_ASSIGNMENT:_ Go through the material underneath and show every line where the string "verified" occurs.

_INFORMATION SHOWN:_
****************

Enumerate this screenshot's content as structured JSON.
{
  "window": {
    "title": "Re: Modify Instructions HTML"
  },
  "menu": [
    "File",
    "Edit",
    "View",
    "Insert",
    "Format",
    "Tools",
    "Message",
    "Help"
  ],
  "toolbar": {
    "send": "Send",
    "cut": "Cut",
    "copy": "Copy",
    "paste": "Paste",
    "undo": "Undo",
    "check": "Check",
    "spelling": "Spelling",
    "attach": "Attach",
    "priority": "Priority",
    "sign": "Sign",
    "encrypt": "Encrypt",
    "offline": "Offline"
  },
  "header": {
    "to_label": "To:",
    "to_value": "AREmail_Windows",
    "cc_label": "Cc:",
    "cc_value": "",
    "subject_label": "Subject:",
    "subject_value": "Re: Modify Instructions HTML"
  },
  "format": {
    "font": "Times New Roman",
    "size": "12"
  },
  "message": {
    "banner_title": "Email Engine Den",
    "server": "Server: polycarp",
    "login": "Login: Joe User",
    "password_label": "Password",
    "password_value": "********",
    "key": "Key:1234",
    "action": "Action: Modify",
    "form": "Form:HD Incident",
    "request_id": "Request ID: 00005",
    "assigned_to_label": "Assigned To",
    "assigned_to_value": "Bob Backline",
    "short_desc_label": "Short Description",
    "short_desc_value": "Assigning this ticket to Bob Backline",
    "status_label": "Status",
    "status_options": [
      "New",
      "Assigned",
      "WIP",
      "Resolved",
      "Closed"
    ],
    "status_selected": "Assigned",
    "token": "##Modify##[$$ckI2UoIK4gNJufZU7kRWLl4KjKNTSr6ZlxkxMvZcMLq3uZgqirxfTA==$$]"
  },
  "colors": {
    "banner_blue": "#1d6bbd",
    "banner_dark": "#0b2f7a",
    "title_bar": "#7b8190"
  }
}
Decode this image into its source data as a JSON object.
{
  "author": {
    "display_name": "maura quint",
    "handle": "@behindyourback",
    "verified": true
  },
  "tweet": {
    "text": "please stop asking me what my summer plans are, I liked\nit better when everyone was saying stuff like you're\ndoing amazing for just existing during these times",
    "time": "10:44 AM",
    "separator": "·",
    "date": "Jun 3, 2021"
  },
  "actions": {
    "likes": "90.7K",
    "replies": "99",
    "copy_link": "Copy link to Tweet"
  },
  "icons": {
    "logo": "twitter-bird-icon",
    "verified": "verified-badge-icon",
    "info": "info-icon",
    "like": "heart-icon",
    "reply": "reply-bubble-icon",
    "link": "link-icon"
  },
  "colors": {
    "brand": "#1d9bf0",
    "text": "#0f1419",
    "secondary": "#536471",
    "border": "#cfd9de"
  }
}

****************

_RESULT FOR THIS TASK:_
    "verified": true
    "verified": "verified-badge-icon",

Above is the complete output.